Magazine Article | December 1, 2002

Creating Institutional Memory: The Key To Customer Relationship Management

Source: Field Technologies Magazine

When multiple employees within your company interact with the same customer, how well does your system perform?

Integrated Solutions, December 2002

As a business transforms through the business-life cycle, leaders are faced with challenges of continued revenue growth. This often leads to periodic self-examination and reflection in the hope of uncovering new opportunity areas. Today businesses embrace CRM (customer relationship management) and 1:1 marketing as a potential growth strategy used to achieve and maintain top-line revenue objectives. The rationale for employing these strategies is simple. The value exchange is between the customer and the company. Hence, the key is in customer management, not product management.

The Customer-Focused Organization
A customer-focused organization is a radical departure from product-focused organizational models. It often causes companies to completely re-organize people, process and technology - a difficult task. The objective in such a re-deployment is usually to concatenate the front office and the back office systems to support the collection and application of customer information at critical steps in the customer-life cycle.

The business ontology of today suggests a systems approach to customer management, which fails to recognize the fact that customer information and wielding customer information is the strategic advantage, not the systems used to store, house, or propagate it. Hence, the sufficient condition in moving to a customer-focused organization is developing institutional memory.
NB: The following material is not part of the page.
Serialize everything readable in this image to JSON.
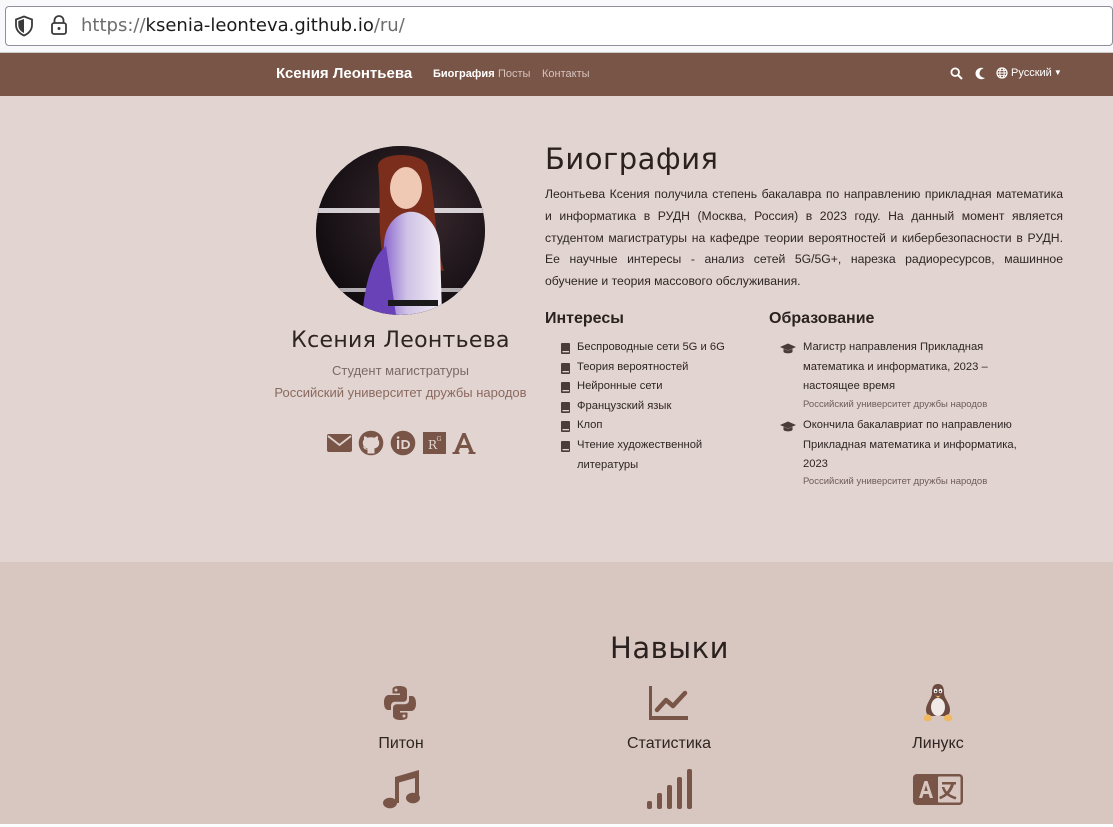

Institutional Memory
Different people in the same company will regularly interact with the same customer. At these interaction points both the collection and the use of information are crucial in providing the right mix of value and service in real time, or at some future point in time. Leveraging new or previous information on the customer is critical to that end. This requires creating, developing, and maintaining an institutional memory of the customer.

Institutional memory is best defined as a complete and contextual representation of all dealings with a customer across the organization. In concept, a database is a good example. The reality is that most companies do not have a complete and contextual representation of the customer in a shared database. In fact, most companies evolve multiple representations of the customer resulting in a lack of complete information or history of the customer.

The lack of complete knowledge and history contributes to Institutional Alzheimer's, resulting in symptoms such as inability to remember customers or unnecessary marketing to existing ones. The result is often failure to leverage key interaction points with customers and wasted marketing efforts, respectively.

The Need For Customer Information Management
Contending with the above is no easy task. A strategy needs to be in place. Adopting a CIM (customer information management) approach can enable companies to achieve the type of Institutional Memory necessary to support a customer-focused business model. Information needs to be treated as an asset and a process needs to be in place to effectively manage it.

For CRM to work, a clear information need must be defined and appropriate measures taken to gratify it. Then steps must be taken to align with internal customers and their information needs, which will ultimately determine how and what data should be collected, integrated, and managed.

Once this is complete, the focus should be on better processes to improve the information-value chain and the information-life cycle: from order entry to database to updates. This requires companies to develop a CIM strategy to manage information from the moment it flows into the organization. The result is the right information, at the right time, in the right form, and on the right customer - the key to CRM and 1:1 marketing.